Your RPZ needs servicing
That sort of continuous spitting or streaming from a Reduced Pressure Principle/Zone (RPP or RPZ) assembly with nothing going on downstream is a sign that the assembly needs to be serviced. In particular, Watts' own troubleshooting guidance video on the topic says that if the relief port is spitting, dripping, or streaming continuously in a no-downstream-flow condition, one should close the downstream valve on the assembly, then open the most-downstream (#4) test cock with a standard screwdriver to relieve pressure on the chamber. If the flow from the relief valve drain stops, then that's a sign the first check is fouled or sticking; if it continues, then the relief valve itself is not seating.
Either way, you'll need to either get a rebuild kit and service the RPZ yourself with it following the instructions in the video or installation manual, or have a plumber or irrigation technician qualified as a backflow preventer tester fix it for you. Some local codes may require that a qualified tester perform the repair, even, and will also require in that case that the unit be tested regularly by said qualified tester.
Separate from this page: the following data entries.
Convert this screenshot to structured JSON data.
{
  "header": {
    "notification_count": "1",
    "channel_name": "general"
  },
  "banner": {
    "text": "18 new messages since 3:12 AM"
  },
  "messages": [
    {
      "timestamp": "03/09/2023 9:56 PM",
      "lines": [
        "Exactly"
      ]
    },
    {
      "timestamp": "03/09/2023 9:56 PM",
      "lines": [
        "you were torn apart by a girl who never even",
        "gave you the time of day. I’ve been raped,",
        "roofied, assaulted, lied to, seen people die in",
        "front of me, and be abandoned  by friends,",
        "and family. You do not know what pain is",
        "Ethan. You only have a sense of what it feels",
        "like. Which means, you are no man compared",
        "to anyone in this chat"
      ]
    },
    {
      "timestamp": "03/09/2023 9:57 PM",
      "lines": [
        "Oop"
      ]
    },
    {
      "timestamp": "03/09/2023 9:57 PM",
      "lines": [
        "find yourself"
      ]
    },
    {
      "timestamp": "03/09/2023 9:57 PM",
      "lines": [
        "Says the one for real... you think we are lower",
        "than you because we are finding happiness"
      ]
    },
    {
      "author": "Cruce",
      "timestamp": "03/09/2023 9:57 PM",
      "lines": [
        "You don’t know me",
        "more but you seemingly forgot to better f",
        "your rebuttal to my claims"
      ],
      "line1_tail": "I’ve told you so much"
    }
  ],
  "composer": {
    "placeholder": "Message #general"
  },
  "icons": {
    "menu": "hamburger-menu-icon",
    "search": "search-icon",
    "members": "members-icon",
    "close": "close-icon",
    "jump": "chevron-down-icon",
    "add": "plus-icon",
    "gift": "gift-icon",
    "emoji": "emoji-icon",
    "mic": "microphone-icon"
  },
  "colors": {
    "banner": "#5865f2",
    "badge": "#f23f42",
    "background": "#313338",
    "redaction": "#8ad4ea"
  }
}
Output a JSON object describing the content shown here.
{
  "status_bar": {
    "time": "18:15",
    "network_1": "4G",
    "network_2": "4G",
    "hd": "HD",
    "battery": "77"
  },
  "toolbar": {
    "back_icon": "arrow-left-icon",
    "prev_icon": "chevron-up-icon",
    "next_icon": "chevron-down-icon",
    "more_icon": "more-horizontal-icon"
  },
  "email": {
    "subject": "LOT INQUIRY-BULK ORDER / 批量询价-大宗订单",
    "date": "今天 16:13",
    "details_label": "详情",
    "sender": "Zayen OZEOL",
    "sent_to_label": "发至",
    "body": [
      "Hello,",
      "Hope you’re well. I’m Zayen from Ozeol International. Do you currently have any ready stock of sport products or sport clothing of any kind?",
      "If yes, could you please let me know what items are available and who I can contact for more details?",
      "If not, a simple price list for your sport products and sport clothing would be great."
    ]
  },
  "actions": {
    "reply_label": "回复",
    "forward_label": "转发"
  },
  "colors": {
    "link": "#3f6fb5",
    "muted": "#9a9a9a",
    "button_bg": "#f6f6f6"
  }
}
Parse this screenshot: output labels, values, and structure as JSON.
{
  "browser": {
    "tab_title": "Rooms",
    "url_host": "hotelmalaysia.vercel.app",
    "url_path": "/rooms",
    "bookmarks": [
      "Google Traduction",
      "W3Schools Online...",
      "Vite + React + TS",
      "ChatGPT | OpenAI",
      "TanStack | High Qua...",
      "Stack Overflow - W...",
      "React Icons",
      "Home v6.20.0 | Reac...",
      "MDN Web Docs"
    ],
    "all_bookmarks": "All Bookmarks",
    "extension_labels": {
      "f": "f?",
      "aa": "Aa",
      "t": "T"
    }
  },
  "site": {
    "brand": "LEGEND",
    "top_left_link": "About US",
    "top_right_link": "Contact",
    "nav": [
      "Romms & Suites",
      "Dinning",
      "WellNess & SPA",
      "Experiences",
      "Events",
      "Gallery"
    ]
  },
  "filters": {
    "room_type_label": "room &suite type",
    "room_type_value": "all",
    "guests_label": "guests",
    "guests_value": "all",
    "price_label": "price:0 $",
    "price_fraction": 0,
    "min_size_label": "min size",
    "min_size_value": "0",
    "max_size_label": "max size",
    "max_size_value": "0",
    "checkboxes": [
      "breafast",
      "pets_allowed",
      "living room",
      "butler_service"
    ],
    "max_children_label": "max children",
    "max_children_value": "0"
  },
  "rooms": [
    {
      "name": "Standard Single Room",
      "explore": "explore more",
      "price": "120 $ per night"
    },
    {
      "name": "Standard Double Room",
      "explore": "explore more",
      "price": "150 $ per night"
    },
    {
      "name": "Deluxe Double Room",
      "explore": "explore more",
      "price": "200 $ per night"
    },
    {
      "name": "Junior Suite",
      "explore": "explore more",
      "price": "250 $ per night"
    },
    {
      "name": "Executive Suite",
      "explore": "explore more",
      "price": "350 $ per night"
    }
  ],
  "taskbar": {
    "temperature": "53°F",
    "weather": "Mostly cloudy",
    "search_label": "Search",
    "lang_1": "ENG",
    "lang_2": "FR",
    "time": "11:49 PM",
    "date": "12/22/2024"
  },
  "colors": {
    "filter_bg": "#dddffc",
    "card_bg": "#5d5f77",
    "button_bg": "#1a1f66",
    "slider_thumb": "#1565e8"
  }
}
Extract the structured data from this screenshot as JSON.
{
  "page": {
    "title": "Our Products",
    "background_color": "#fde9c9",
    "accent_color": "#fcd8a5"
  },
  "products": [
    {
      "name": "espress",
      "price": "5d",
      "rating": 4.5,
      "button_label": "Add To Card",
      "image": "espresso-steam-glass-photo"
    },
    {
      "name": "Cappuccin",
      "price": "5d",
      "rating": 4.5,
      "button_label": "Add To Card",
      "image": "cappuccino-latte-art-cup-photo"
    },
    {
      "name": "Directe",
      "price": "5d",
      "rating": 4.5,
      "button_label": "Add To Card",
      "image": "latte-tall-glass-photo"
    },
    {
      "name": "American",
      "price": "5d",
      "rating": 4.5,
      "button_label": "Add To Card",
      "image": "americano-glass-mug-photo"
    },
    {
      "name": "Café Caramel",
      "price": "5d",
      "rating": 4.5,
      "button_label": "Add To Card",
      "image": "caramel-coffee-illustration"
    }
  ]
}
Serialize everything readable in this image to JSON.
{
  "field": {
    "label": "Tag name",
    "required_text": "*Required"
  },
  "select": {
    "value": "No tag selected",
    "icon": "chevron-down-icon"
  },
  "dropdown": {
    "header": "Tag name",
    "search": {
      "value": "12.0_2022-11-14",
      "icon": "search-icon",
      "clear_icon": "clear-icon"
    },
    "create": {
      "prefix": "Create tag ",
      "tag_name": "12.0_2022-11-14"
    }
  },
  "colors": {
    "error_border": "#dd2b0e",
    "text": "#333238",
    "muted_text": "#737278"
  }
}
P.S. if you haven't a clue about finding someone who's qualified to work on backflow assemblies and don't feel comfortable DIYing this, call your water utility! They'll be able to get you a list of referrals at minimum, and may even be willing to send a technician out to test it themselves, depending on utility policies.